(Interface dataset entries)
++++

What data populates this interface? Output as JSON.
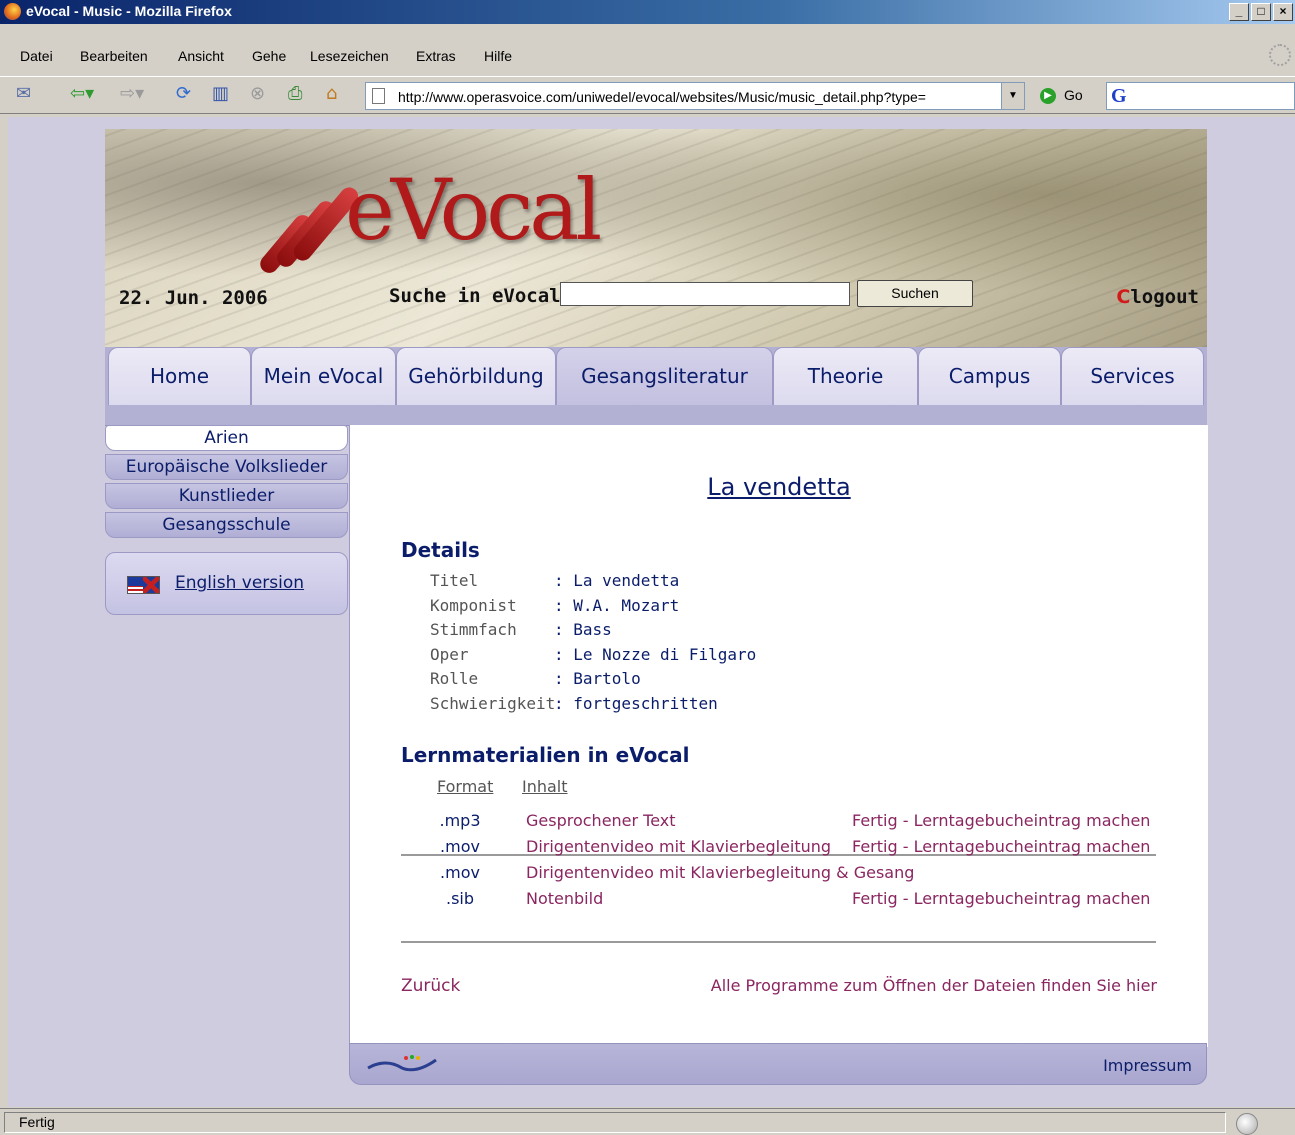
{
  "window": {
    "title": "eVocal - Music - Mozilla Firefox",
    "minimize": "_",
    "maximize": "□",
    "close": "×"
  },
  "menu": [
    "Datei",
    "Bearbeiten",
    "Ansicht",
    "Gehe",
    "Lesezeichen",
    "Extras",
    "Hilfe"
  ],
  "toolbar": {
    "url": "http://www.operasvoice.com/uniwedel/evocal/websites/Music/music_detail.php?type=",
    "go_label": "Go",
    "icons": [
      "mail-icon",
      "back-icon",
      "forward-icon",
      "reload-icon",
      "bookmarks-icon",
      "stop-icon",
      "print-icon",
      "home-icon"
    ]
  },
  "header": {
    "logo": "eVocal",
    "date": "22. Jun. 2006",
    "search_label": "Suche in eVocal",
    "search_button": "Suchen",
    "logout_c": "C",
    "logout_rest": "logout"
  },
  "tabs": [
    "Home",
    "Mein eVocal",
    "Gehörbildung",
    "Gesangsliteratur",
    "Theorie",
    "Campus",
    "Services"
  ],
  "active_tab": "Gesangsliteratur",
  "sidebar": {
    "items": [
      "Arien",
      "Europäische Volkslieder",
      "Kunstlieder",
      "Gesangsschule"
    ],
    "active": "Arien",
    "english_link": "English version"
  },
  "content": {
    "song_title": "La vendetta",
    "details_heading": "Details",
    "details": [
      {
        "key": "Titel",
        "value": ": La vendetta"
      },
      {
        "key": "Komponist",
        "value": ": W.A. Mozart"
      },
      {
        "key": "Stimmfach",
        "value": ": Bass"
      },
      {
        "key": "Oper",
        "value": ": Le Nozze di Filgaro"
      },
      {
        "key": "Rolle",
        "value": ": Bartolo"
      },
      {
        "key": "Schwierigkeit",
        "value": ": fortgeschritten"
      }
    ],
    "materials_heading": "Lernmaterialien in eVocal",
    "col_format": "Format",
    "col_inhalt": "Inhalt",
    "materials": [
      {
        "format": ".mp3",
        "inhalt": "Gesprochener Text",
        "status": "Fertig - Lerntagebucheintrag machen"
      },
      {
        "format": ".mov",
        "inhalt": "Dirigentenvideo mit Klavierbegleitung",
        "status": "Fertig - Lerntagebucheintrag machen"
      },
      {
        "format": ".mov",
        "inhalt": "Dirigentenvideo mit Klavierbegleitung & Gesang",
        "status": ""
      },
      {
        "format": ".sib",
        "inhalt": "Notenbild",
        "status": "Fertig - Lerntagebucheintrag machen"
      }
    ],
    "back_link": "Zurück",
    "programs_link": "Alle Programme zum Öffnen der Dateien finden Sie hier"
  },
  "footer": {
    "impressum": "Impressum"
  },
  "status": {
    "text": "Fertig"
  },
  "colors": {
    "nav_text": "#0b1d6a",
    "link_red": "#8a2660",
    "tab_bg": "#b3b1d3",
    "logo_red": "#b11a1a"
  }
}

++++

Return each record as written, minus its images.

What data populates this interface? Output as JSON.
{
  "window": {
    "title": "eVocal - Music - Mozilla Firefox",
    "minimize": "_",
    "maximize": "□",
    "close": "×"
  },
  "menu": [
    "Datei",
    "Bearbeiten",
    "Ansicht",
    "Gehe",
    "Lesezeichen",
    "Extras",
    "Hilfe"
  ],
  "toolbar": {
    "url": "http://www.operasvoice.com/uniwedel/evocal/websites/Music/music_detail.php?type=",
    "go_label": "Go",
    "icons": [
      "mail-icon",
      "back-icon",
      "forward-icon",
      "reload-icon",
      "bookmarks-icon",
      "stop-icon",
      "print-icon",
      "home-icon"
    ]
  },
  "header": {
    "logo": "eVocal",
    "date": "22. Jun. 2006",
    "search_label": "Suche in eVocal",
    "search_button": "Suchen",
    "logout_c": "C",
    "logout_rest": "logout"
  },
  "tabs": [
    "Home",
    "Mein eVocal",
    "Gehörbildung",
    "Gesangsliteratur",
    "Theorie",
    "Campus",
    "Services"
  ],
  "active_tab": "Gesangsliteratur",
  "sidebar": {
    "items": [
      "Arien",
      "Europäische Volkslieder",
      "Kunstlieder",
      "Gesangsschule"
    ],
    "active": "Arien",
    "english_link": "English version"
  },
  "content": {
    "song_title": "La vendetta",
    "details_heading": "Details",
    "details": [
      {
        "key": "Titel",
        "value": ": La vendetta"
      },
      {
        "key": "Komponist",
        "value": ": W.A. Mozart"
      },
      {
        "key": "Stimmfach",
        "value": ": Bass"
      },
      {
        "key": "Oper",
        "value": ": Le Nozze di Filgaro"
      },
      {
        "key": "Rolle",
        "value": ": Bartolo"
      },
      {
        "key": "Schwierigkeit",
        "value": ": fortgeschritten"
      }
    ],
    "materials_heading": "Lernmaterialien in eVocal",
    "col_format": "Format",
    "col_inhalt": "Inhalt",
    "materials": [
      {
        "format": ".mp3",
        "inhalt": "Gesprochener Text",
        "status": "Fertig - Lerntagebucheintrag machen"
      },
      {
        "format": ".mov",
        "inhalt": "Dirigentenvideo mit Klavierbegleitung",
        "status": "Fertig - Lerntagebucheintrag machen"
      },
      {
        "format": ".mov",
        "inhalt": "Dirigentenvideo mit Klavierbegleitung & Gesang",
        "status": ""
      },
      {
        "format": ".sib",
        "inhalt": "Notenbild",
        "status": "Fertig - Lerntagebucheintrag machen"
      }
    ],
    "back_link": "Zurück",
    "programs_link": "Alle Programme zum Öffnen der Dateien finden Sie hier"
  },
  "footer": {
    "impressum": "Impressum"
  },
  "status": {
    "text": "Fertig"
  },
  "colors": {
    "nav_text": "#0b1d6a",
    "link_red": "#8a2660",
    "tab_bg": "#b3b1d3",
    "logo_red": "#b11a1a"
  }
}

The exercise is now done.